Monday 5 June 2017

Book Review: 13 Ways to Kill Your Community

The title irks me, but I agreed that this might have some good content.
I don't usually put up guest posts, but sometimes I have hubby do reviews for me! This is his review. Thanks, toots!

I will start out by stating that my wife and I live in the country on about 16 acres of mostly forest. We are near a small town of about 7,000 or so.

 We both do volunteer work in the community but are not involved on committees or in municipal affairs. I have been a transportation committee chairman for a citizens group in a large city, and was the chair of the transportation committee of the National Chamber of Commerce.

 The title of the book "13 Ways To Kill Your Community" seems counter intuitive to the subject,  but Mr Griffiths is now in his second edition so it must work.

 The book is an easy-to-read 150 pages. It gives thought for what would appear to be obvious points that, however, are all too often not followed. The anecdotes and examples better illustrate his points and do hold the reader's interest.

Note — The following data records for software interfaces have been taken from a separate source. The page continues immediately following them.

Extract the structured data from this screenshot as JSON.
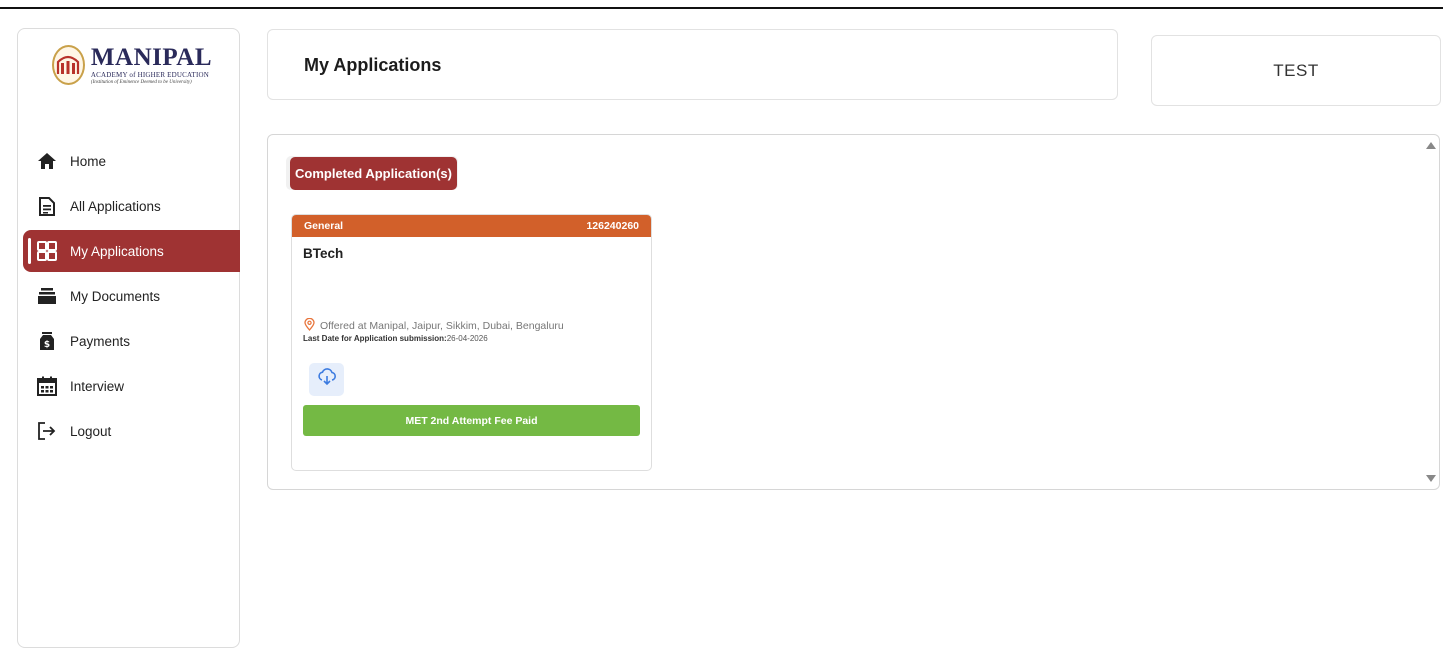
{
  "brand": {
    "name": "MANIPAL",
    "subtitle": "ACADEMY of HIGHER EDUCATION",
    "tagline": "(Institution of Eminence Deemed to be University)",
    "emblem_icon": "manipal-emblem-icon"
  },
  "sidebar": {
    "items": [
      {
        "label": "Home",
        "icon": "home-icon"
      },
      {
        "label": "All Applications",
        "icon": "document-icon"
      },
      {
        "label": "My Applications",
        "icon": "grid-icon",
        "active": true
      },
      {
        "label": "My Documents",
        "icon": "stack-icon"
      },
      {
        "label": "Payments",
        "icon": "money-bag-icon"
      },
      {
        "label": "Interview",
        "icon": "calendar-icon"
      },
      {
        "label": "Logout",
        "icon": "logout-icon"
      }
    ]
  },
  "header": {
    "title": "My Applications"
  },
  "user": {
    "name": "TEST"
  },
  "main": {
    "section_tab": "Completed Application(s)",
    "applications": [
      {
        "category": "General",
        "application_id": "126240260",
        "program": "BTech",
        "offered_at": "Offered at Manipal, Jaipur, Sikkim, Dubai, Bengaluru",
        "last_date_label": "Last Date for Application submission:",
        "last_date_value": "26-04-2026",
        "status": "MET 2nd Attempt Fee Paid"
      }
    ]
  },
  "colors": {
    "primary": "#9f3333",
    "card_header": "#d2602a",
    "status_ok": "#74b944",
    "download_bg": "#e6eefb",
    "download_icon": "#3c7be0",
    "pin": "#e8743b"
  }
}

I would also commend his straightforward use of the English language with out the over used embellishments of similar works, e.g., words such as paradigm and synergy, arrow diagrams, and historical quotes out of context.

 Each chapter covers one of his 13 points with some, but not overly frequent reference to other chapters. Probably any reader will relate to some of the situations outlined , and may in hard reflection see some of their own attitudes for consideration.

 In summary, Mr Griffiths provokes thoughts that could lead to positive actions. I would recommend this book to anyone involved in local affairs, concerned about local affairs, or considering involvement in local affairs.

Small towns across Ontario are struggling with declining business and shrinking populations—an economic shift that is forcing rural communities to reinvent themselves or die. Now, a lifeline is on the way—in the form of Doug Griffiths, the “Community Therapist” and founder of 13 Ways, Inc.


DUTA said...

Your hubby's review is concise and to the point.
Your community is lucky to have you both as its members and volunteers.

Anvilcloud said...

It probably should be read by the politicos of CP. :)

Powell River Books said...

One thing about our community is there are lots of individuals and groups that work to build up the community. And lots of studies, of course. - Margy

Red said...

I knew Hubby would recommend his book. There are all kinds of books with a snazzy title and how to. sometimes the opposite might ring a bell with people.

William Kendall said...

Thank you for pointing this book out!